# WORK TO BE COMPLETED
Every line of the data must be set down exactly as shown.

# EXCERPTED DATA
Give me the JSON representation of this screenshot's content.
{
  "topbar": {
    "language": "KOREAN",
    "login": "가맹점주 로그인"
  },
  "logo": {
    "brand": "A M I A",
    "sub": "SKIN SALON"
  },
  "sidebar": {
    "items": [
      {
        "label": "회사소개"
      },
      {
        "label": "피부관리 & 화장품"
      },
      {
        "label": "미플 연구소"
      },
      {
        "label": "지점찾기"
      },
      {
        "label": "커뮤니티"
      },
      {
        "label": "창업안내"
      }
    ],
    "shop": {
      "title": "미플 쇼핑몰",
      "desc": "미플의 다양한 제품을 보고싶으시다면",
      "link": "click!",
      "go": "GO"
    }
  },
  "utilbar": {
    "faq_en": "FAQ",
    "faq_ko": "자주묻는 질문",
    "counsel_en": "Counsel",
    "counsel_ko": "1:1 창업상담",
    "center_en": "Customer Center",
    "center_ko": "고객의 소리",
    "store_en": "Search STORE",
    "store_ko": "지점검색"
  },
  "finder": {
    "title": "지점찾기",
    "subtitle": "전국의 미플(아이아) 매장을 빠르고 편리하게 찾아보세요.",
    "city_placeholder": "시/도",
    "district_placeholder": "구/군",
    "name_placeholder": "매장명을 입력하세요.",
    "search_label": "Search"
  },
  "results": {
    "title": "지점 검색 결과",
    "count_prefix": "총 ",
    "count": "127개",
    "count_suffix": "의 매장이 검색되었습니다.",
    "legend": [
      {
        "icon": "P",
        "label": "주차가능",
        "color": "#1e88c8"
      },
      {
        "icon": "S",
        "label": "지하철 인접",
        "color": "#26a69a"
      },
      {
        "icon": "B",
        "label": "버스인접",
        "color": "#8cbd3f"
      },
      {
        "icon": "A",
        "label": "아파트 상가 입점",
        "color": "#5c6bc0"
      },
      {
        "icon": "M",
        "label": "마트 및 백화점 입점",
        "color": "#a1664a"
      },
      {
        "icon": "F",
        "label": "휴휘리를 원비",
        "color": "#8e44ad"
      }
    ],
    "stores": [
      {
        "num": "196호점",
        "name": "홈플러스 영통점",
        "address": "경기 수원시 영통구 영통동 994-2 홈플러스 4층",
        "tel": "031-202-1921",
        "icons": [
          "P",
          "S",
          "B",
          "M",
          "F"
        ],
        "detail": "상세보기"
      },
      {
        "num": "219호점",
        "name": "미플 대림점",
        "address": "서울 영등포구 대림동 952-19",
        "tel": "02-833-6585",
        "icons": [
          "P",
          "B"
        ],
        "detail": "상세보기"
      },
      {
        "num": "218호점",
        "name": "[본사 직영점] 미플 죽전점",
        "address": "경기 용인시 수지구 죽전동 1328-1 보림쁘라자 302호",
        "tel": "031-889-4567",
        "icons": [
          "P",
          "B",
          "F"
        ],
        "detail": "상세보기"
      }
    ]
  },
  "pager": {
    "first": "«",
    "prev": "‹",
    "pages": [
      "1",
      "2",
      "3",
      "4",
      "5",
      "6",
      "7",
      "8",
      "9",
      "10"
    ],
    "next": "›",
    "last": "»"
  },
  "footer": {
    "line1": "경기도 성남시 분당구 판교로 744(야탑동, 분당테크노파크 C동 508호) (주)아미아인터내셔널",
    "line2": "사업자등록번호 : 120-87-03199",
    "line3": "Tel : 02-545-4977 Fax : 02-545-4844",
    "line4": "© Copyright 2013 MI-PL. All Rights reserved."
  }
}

# REPLY TO THE EXERCISE
Give me the JSON representation of this screenshot's content.
{
  "topbar": {
    "language": "KOREAN",
    "login": "가맹점주 로그인"
  },
  "logo": {
    "brand": "A M I A",
    "sub": "SKIN SALON"
  },
  "sidebar": {
    "items": [
      {
        "label": "회사소개"
      },
      {
        "label": "피부관리 & 화장품"
      },
      {
        "label": "미플 연구소"
      },
      {
        "label": "지점찾기"
      },
      {
        "label": "커뮤니티"
      },
      {
        "label": "창업안내"
      }
    ],
    "shop": {
      "title": "미플 쇼핑몰",
      "desc": "미플의 다양한 제품을 보고싶으시다면",
      "link": "click!",
      "go": "GO"
    }
  },
  "utilbar": {
    "faq_en": "FAQ",
    "faq_ko": "자주묻는 질문",
    "counsel_en": "Counsel",
    "counsel_ko": "1:1 창업상담",
    "center_en": "Customer Center",
    "center_ko": "고객의 소리",
    "store_en": "Search STORE",
    "store_ko": "지점검색"
  },
  "finder": {
    "title": "지점찾기",
    "subtitle": "전국의 미플(아이아) 매장을 빠르고 편리하게 찾아보세요.",
    "city_placeholder": "시/도",
    "district_placeholder": "구/군",
    "name_placeholder": "매장명을 입력하세요.",
    "search_label": "Search"
  },
  "results": {
    "title": "지점 검색 결과",
    "count_prefix": "총 ",
    "count": "127개",
    "count_suffix": "의 매장이 검색되었습니다.",
    "legend": [
      {
        "icon": "P",
        "label": "주차가능",
        "color": "#1e88c8"
      },
      {
        "icon": "S",
        "label": "지하철 인접",
        "color": "#26a69a"
      },
      {
        "icon": "B",
        "label": "버스인접",
        "color": "#8cbd3f"
      },
      {
        "icon": "A",
        "label": "아파트 상가 입점",
        "color": "#5c6bc0"
      },
      {
        "icon": "M",
        "label": "마트 및 백화점 입점",
        "color": "#a1664a"
      },
      {
        "icon": "F",
        "label": "휴휘리를 원비",
        "color": "#8e44ad"
      }
    ],
    "stores": [
      {
        "num": "196호점",
        "name": "홈플러스 영통점",
        "address": "경기 수원시 영통구 영통동 994-2 홈플러스 4층",
        "tel": "031-202-1921",
        "icons": [
          "P",
          "S",
          "B",
          "M",
          "F"
        ],
        "detail": "상세보기"
      },
      {
        "num": "219호점",
        "name": "미플 대림점",
        "address": "서울 영등포구 대림동 952-19",
        "tel": "02-833-6585",
        "icons": [
          "P",
          "B"
        ],
        "detail": "상세보기"
      },
      {
        "num": "218호점",
        "name": "[본사 직영점] 미플 죽전점",
        "address": "경기 용인시 수지구 죽전동 1328-1 보림쁘라자 302호",
        "tel": "031-889-4567",
        "icons": [
          "P",
          "B",
          "F"
        ],
        "detail": "상세보기"
      }
    ]
  },
  "pager": {
    "first": "«",
    "prev": "‹",
    "pages": [
      "1",
      "2",
      "3",
      "4",
      "5",
      "6",
      "7",
      "8",
      "9",
      "10"
    ],
    "next": "›",
    "last": "»"
  },
  "footer": {
    "line1": "경기도 성남시 분당구 판교로 744(야탑동, 분당테크노파크 C동 508호) (주)아미아인터내셔널",
    "line2": "사업자등록번호 : 120-87-03199",
    "line3": "Tel : 02-545-4977 Fax : 02-545-4844",
    "line4": "© Copyright 2013 MI-PL. All Rights reserved."
  }
}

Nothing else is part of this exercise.